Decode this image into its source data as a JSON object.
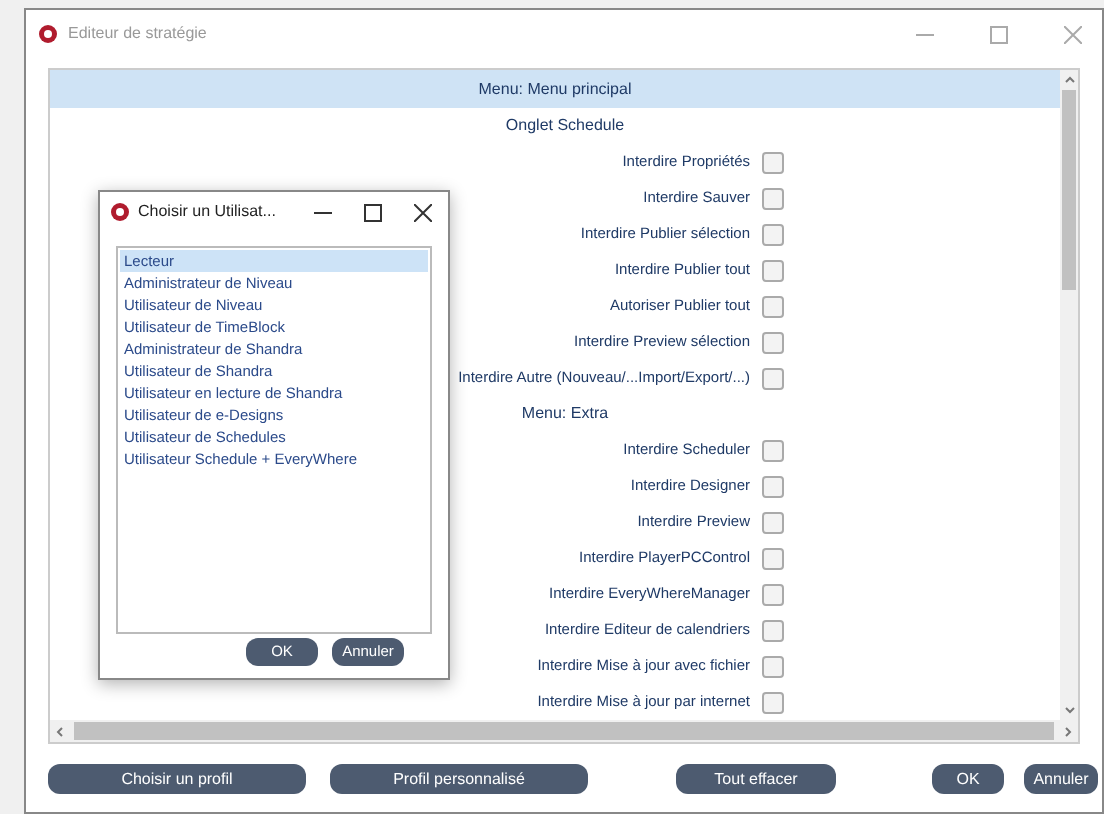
{
  "window": {
    "title": "Editeur de stratégie"
  },
  "panel": {
    "header": "Menu: Menu principal",
    "rows": [
      {
        "kind": "heading",
        "label": "Onglet Schedule"
      },
      {
        "kind": "option",
        "label": "Interdire Propriétés",
        "checked": false
      },
      {
        "kind": "option",
        "label": "Interdire Sauver",
        "checked": false
      },
      {
        "kind": "option",
        "label": "Interdire Publier sélection",
        "checked": false
      },
      {
        "kind": "option",
        "label": "Interdire Publier tout",
        "checked": false
      },
      {
        "kind": "option",
        "label": "Autoriser Publier tout",
        "checked": false
      },
      {
        "kind": "option",
        "label": "Interdire Preview sélection",
        "checked": false
      },
      {
        "kind": "option",
        "label": "Interdire Autre (Nouveau/...Import/Export/...)",
        "checked": false
      },
      {
        "kind": "heading",
        "label": "Menu: Extra"
      },
      {
        "kind": "option",
        "label": "Interdire Scheduler",
        "checked": false
      },
      {
        "kind": "option",
        "label": "Interdire Designer",
        "checked": false
      },
      {
        "kind": "option",
        "label": "Interdire Preview",
        "checked": false
      },
      {
        "kind": "option",
        "label": "Interdire PlayerPCControl",
        "checked": false
      },
      {
        "kind": "option",
        "label": "Interdire EveryWhereManager",
        "checked": false
      },
      {
        "kind": "option",
        "label": "Interdire Editeur de calendriers",
        "checked": false
      },
      {
        "kind": "option",
        "label": "Interdire Mise à jour avec fichier",
        "checked": false
      },
      {
        "kind": "option",
        "label": "Interdire Mise à jour par internet",
        "checked": false
      }
    ]
  },
  "dialog": {
    "title": "Choisir un Utilisat...",
    "items": [
      {
        "label": "Lecteur",
        "selected": true
      },
      {
        "label": "Administrateur de Niveau",
        "selected": false
      },
      {
        "label": "Utilisateur de Niveau",
        "selected": false
      },
      {
        "label": "Utilisateur de TimeBlock",
        "selected": false
      },
      {
        "label": "Administrateur de Shandra",
        "selected": false
      },
      {
        "label": "Utilisateur de Shandra",
        "selected": false
      },
      {
        "label": "Utilisateur en lecture de Shandra",
        "selected": false
      },
      {
        "label": "Utilisateur de e-Designs",
        "selected": false
      },
      {
        "label": "Utilisateur de Schedules",
        "selected": false
      },
      {
        "label": "Utilisateur Schedule + EveryWhere",
        "selected": false
      }
    ],
    "buttons": [
      "OK",
      "Annuler"
    ]
  },
  "buttons": [
    "Choisir un profil",
    "Profil personnalisé",
    "Tout effacer",
    "OK",
    "Annuler"
  ]
}
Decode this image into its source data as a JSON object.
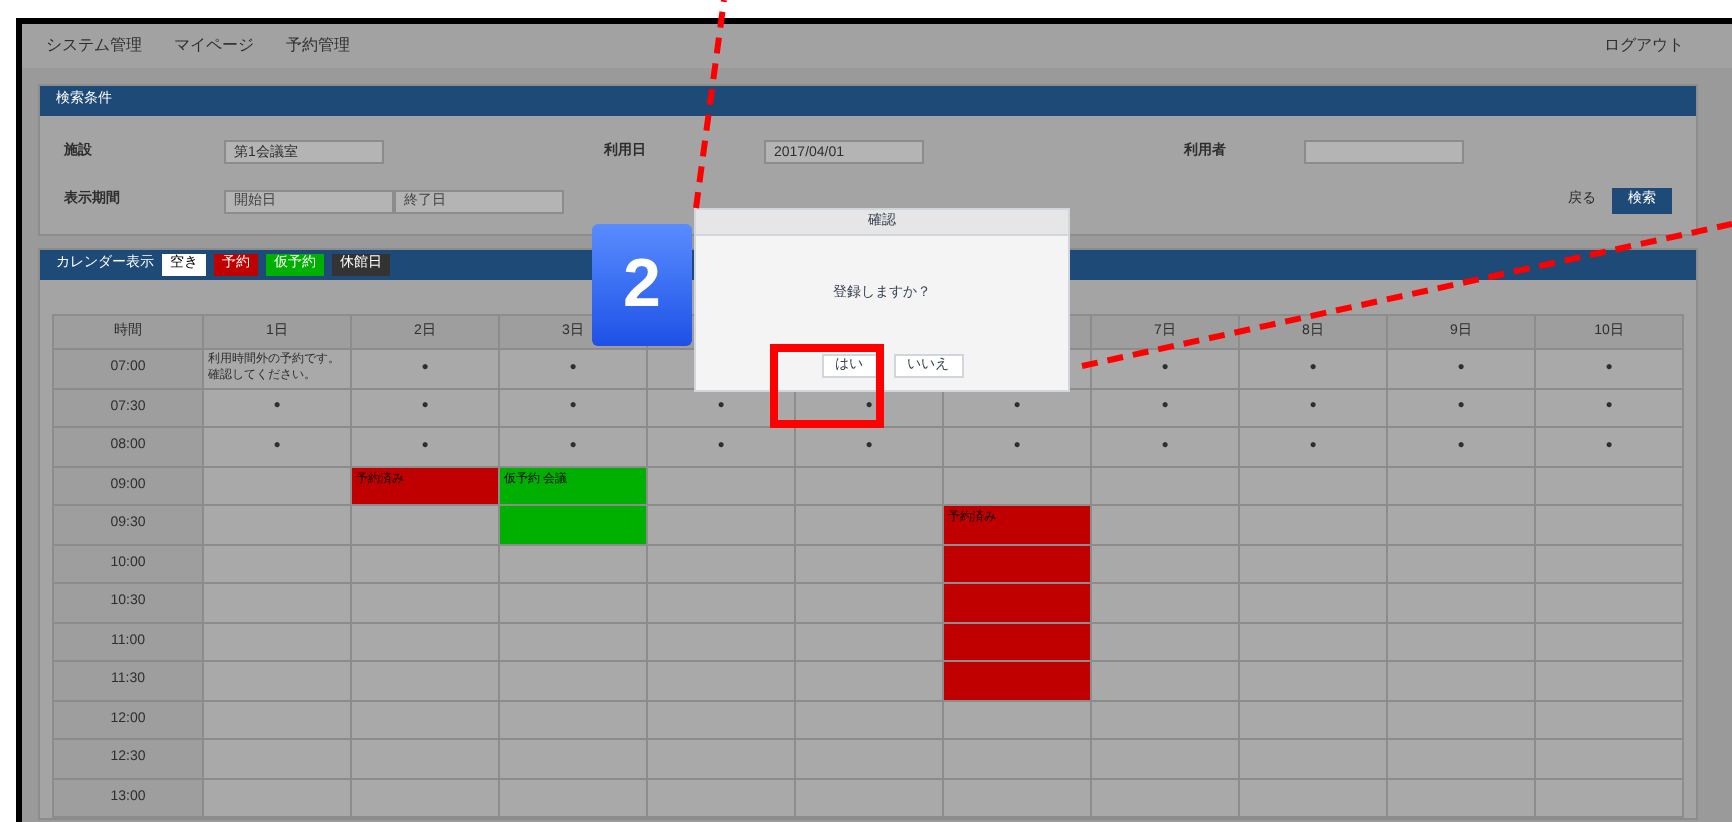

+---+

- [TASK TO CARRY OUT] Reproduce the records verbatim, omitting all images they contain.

- [TASK SOLUTION]
Decode this image into its source data as a JSON object.
{
  "window": {
    "title": "Editeur de stratégie"
  },
  "panel": {
    "header": "Menu: Menu principal",
    "rows": [
      {
        "kind": "heading",
        "label": "Onglet Schedule"
      },
      {
        "kind": "option",
        "label": "Interdire Propriétés",
        "checked": false
      },
      {
        "kind": "option",
        "label": "Interdire Sauver",
        "checked": false
      },
      {
        "kind": "option",
        "label": "Interdire Publier sélection",
        "checked": false
      },
      {
        "kind": "option",
        "label": "Interdire Publier tout",
        "checked": false
      },
      {
        "kind": "option",
        "label": "Autoriser Publier tout",
        "checked": false
      },
      {
        "kind": "option",
        "label": "Interdire Preview sélection",
        "checked": false
      },
      {
        "kind": "option",
        "label": "Interdire Autre (Nouveau/...Import/Export/...)",
        "checked": false
      },
      {
        "kind": "heading",
        "label": "Menu: Extra"
      },
      {
        "kind": "option",
        "label": "Interdire Scheduler",
        "checked": false
      },
      {
        "kind": "option",
        "label": "Interdire Designer",
        "checked": false
      },
      {
        "kind": "option",
        "label": "Interdire Preview",
        "checked": false
      },
      {
        "kind": "option",
        "label": "Interdire PlayerPCControl",
        "checked": false
      },
      {
        "kind": "option",
        "label": "Interdire EveryWhereManager",
        "checked": false
      },
      {
        "kind": "option",
        "label": "Interdire Editeur de calendriers",
        "checked": false
      },
      {
        "kind": "option",
        "label": "Interdire Mise à jour avec fichier",
        "checked": false
      },
      {
        "kind": "option",
        "label": "Interdire Mise à jour par internet",
        "checked": false
      }
    ]
  },
  "dialog": {
    "title": "Choisir un Utilisat...",
    "items": [
      {
        "label": "Lecteur",
        "selected": true
      },
      {
        "label": "Administrateur de Niveau",
        "selected": false
      },
      {
        "label": "Utilisateur de Niveau",
        "selected": false
      },
      {
        "label": "Utilisateur de TimeBlock",
        "selected": false
      },
      {
        "label": "Administrateur de Shandra",
        "selected": false
      },
      {
        "label": "Utilisateur de Shandra",
        "selected": false
      },
      {
        "label": "Utilisateur en lecture de Shandra",
        "selected": false
      },
      {
        "label": "Utilisateur de e-Designs",
        "selected": false
      },
      {
        "label": "Utilisateur de Schedules",
        "selected": false
      },
      {
        "label": "Utilisateur Schedule + EveryWhere",
        "selected": false
      }
    ],
    "buttons": [
      "OK",
      "Annuler"
    ]
  },
  "buttons": [
    "Choisir un profil",
    "Profil personnalisé",
    "Tout effacer",
    "OK",
    "Annuler"
  ]
}
Decode this image into its source data as a JSON object.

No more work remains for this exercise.